Directions for this task: Count how many lines below include the string "amount", and give that number without anything else.

Information supplied:
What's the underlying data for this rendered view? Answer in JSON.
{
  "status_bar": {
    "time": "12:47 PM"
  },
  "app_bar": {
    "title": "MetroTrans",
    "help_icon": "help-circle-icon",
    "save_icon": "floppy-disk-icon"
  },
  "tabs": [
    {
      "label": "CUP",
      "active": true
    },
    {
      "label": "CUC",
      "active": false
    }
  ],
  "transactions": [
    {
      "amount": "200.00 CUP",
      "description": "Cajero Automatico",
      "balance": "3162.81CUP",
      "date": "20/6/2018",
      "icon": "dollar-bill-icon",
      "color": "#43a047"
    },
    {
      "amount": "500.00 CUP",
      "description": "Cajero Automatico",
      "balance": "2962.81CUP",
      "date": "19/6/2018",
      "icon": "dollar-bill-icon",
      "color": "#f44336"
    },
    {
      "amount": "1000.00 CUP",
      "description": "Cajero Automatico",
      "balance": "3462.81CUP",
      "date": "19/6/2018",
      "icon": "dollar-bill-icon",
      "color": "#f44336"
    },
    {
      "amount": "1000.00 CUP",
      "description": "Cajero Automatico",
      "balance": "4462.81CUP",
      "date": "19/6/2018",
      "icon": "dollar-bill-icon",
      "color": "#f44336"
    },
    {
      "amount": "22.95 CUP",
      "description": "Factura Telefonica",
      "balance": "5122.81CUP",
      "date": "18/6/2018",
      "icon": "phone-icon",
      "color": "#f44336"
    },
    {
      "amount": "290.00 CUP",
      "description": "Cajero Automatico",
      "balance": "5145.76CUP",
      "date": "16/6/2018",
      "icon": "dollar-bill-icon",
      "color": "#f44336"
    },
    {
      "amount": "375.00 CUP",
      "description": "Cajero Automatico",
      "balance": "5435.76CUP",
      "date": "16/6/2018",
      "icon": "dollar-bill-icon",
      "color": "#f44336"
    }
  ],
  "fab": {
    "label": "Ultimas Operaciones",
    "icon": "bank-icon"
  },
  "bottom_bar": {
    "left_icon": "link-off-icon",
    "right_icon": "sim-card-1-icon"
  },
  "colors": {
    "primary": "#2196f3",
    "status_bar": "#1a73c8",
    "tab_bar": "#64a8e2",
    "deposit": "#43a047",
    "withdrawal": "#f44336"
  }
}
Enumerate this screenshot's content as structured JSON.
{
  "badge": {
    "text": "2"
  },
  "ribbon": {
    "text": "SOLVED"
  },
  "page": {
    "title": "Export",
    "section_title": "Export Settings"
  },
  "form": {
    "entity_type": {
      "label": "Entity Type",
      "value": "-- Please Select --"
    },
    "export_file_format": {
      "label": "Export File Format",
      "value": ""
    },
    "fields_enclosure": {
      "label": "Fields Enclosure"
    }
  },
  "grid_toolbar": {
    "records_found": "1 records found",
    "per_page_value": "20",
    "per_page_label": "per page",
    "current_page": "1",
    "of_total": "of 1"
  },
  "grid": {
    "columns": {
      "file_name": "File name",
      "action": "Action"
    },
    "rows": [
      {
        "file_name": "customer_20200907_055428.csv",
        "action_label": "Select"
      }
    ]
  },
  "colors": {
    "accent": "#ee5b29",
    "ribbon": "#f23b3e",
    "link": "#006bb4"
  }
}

Solution for this exercise: 7